Li Daokui is a professor at Tsinghua University and former adviser to the Central Bank.
We live in rapidly changing times. China is now the center of global growth and developing countries now account for a greater proportion of the global economy than developed countries. As developing countries are now both the engines driving global growth and the World Bank's customers, the time has surely come to end the U.S. monopoly of the World Bank leadership.
The position should go to the person best qualified to discharge its functions, irrespective of nationality. At the same time, prospective candidates' backgrounds should be the most important factor in deciding their suitability for the role. For instance, if a candidate's life and career have been spent in developed countries, how can he or she understand the problems in developing countries and regions? By contrast, a candidate from a country such as China, which has undergone an astonishing transformation from poverty to economic superpower, should have an in-depth understanding of the challenges posed by poverty and development.
China should, therefore, put forward a candidate for the position of World Bank President. Such a candidate would surely prove beneficial to the group of developing countries. China's development over the past three decades is nothing short of an economic miracle. Its rapid growth has inspired and given hope to other developing countries, whose people are now asking: "Why can't we achieve what China has achieved?" China's experience of development can be an important point of reference for such countries.
There are two aspects to this experience. The first relates to development itself. Every country must develop its economy to resolve problems related to such issues as social development and politics. Economic development is driven by investment, which is why Deng Xiaoping emphasized the importance of putting economic construction at the top of the agenda.
However, economists and politicians from developed countries usually have flawed ideas about this issue, as they believe that development can only be achieved within the correct system. But their so-called advanced system is just a copy of that which operates the developed countries. They ignored the fundamental truth that the system they praise is a work of more than 100 years of evolution, which took time to become advanced. They also fail to recognize that political reform and progress, the perfection of the economic system and the resolution of social problems can only be achieved once we have economic development in the first place.
The second aspect relates to continuous, gradual reform. China's experience has shown that in any phase of development, we must first address the systemic bottleneck which curtails economic development. After we have done so, we are then in a position to develop reforms accordingly.
For example, in 1978, the biggest problem was food. To deal with the issue, China adopted the household responsibility system to break up the over-centralized system in rural areas, and also raised food prices. Both of these policies boosted agricultural productivity, and solved the problem of feeding China’s population of 1.1 billion people.

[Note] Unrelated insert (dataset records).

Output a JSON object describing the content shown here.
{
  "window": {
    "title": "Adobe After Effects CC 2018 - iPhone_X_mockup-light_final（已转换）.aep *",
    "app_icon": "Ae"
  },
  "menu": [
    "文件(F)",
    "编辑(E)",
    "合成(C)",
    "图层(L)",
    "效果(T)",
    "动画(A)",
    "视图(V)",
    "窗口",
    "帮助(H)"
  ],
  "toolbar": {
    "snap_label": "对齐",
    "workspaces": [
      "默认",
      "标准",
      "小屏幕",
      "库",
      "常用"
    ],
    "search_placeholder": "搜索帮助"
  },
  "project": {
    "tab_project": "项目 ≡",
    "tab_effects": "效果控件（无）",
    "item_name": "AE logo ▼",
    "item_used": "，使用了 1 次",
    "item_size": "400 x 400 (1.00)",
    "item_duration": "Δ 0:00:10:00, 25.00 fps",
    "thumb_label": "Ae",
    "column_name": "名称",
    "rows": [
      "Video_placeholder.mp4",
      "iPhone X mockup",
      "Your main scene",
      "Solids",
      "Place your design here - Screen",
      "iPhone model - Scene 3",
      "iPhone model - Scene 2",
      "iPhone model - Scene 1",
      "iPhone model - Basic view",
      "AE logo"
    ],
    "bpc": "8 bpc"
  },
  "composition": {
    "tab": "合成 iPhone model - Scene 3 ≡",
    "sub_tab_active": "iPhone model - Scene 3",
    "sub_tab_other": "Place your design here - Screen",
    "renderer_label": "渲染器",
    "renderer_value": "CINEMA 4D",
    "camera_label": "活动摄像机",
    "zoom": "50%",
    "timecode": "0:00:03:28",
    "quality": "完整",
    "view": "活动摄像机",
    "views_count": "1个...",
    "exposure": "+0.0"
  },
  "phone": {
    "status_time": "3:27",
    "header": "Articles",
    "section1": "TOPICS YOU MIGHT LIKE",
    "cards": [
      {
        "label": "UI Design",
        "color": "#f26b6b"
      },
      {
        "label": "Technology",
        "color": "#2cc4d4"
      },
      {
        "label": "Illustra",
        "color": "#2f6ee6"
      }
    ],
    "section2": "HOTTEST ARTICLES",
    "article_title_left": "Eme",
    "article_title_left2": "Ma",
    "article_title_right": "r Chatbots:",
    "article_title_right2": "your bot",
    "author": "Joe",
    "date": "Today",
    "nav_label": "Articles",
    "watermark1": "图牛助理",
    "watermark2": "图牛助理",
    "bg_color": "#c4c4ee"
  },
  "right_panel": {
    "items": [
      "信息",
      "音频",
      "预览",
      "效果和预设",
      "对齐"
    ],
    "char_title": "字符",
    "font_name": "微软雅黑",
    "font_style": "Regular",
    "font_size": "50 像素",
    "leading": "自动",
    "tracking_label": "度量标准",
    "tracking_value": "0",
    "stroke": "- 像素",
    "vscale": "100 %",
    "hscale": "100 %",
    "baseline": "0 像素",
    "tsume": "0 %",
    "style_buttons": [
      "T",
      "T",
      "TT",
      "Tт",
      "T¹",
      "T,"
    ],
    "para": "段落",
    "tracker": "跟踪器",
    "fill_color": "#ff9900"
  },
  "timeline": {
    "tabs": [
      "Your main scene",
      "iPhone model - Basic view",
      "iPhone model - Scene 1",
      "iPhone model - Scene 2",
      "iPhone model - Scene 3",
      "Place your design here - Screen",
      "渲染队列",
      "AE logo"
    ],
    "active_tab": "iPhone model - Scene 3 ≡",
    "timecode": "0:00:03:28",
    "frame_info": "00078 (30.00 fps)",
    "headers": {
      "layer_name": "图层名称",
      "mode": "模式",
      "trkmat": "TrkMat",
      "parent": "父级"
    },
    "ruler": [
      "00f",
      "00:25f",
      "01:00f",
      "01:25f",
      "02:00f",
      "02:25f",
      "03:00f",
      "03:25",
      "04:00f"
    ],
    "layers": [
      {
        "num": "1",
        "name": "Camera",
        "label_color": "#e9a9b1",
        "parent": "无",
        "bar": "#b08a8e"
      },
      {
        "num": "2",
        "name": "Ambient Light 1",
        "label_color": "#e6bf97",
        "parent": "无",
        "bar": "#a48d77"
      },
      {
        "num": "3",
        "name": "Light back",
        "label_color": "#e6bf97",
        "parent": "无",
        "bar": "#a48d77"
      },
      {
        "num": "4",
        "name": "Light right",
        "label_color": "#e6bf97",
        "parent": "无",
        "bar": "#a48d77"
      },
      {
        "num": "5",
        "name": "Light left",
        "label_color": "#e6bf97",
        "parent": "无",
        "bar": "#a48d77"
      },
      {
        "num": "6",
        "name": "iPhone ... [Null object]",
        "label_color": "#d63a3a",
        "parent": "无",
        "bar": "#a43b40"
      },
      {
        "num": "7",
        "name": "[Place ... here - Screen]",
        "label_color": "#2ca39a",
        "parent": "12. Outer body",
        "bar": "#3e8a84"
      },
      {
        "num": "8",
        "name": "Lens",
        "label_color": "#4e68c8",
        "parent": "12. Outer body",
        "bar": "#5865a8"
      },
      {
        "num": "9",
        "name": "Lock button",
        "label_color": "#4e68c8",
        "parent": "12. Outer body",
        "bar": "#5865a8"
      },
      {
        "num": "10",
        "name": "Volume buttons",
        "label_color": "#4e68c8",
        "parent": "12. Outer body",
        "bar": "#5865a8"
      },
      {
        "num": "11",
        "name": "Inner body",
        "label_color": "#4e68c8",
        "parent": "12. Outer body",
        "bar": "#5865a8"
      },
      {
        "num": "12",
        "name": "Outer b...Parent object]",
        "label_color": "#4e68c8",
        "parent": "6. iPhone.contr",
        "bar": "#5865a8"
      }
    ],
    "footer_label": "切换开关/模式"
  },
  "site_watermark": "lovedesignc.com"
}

Then, at the end of the 1990s, the systemic bottleneck revolved around the questions of how to further develop the market economy and get rid of the annual evaluation of the most-favored-nation treatment. The answer to these questions came in the form of China joining the World Trade Organization (WTO) which led to the country's increasing global openness.
One caveat is that China has not yet constructed an accurate and mature economic development model. It is still under construction. However, other countries will still learn from both China's model and its experience. A Chinese president of the World Bank would be in a position to directly transmit China's valuable experience to developing countries, which will result in a more widespread acceptance of the Chinese model. As a result, China's influence on international economic and political affairs will grow, and this is crucial to China's future global status.
All of this is not mere conjecture, as in Dr Justin Yifu Lin, China now possesses a suitable candidate for this important role. Lin's credentials are first-rate. He has served admirably as chief economist and senior vice president of the World Bank for four years. He knows China well, has a solid academic background and managerial experience within the World Bank.
Any Chinese candidate would, however, face obstacles, especially in a year which sees U.S presidential elections. But we can learn from the experience of bidding for the Beijing Olympic Games. We can only succeed through tireless efforts. Setbacks and difficulties should not be an excuse for not trying at all.
(This article was first published in Chinese and translated by Li Shen.)
Opinion articles reflect the views of their authors, not necessarily those of China.org.cn.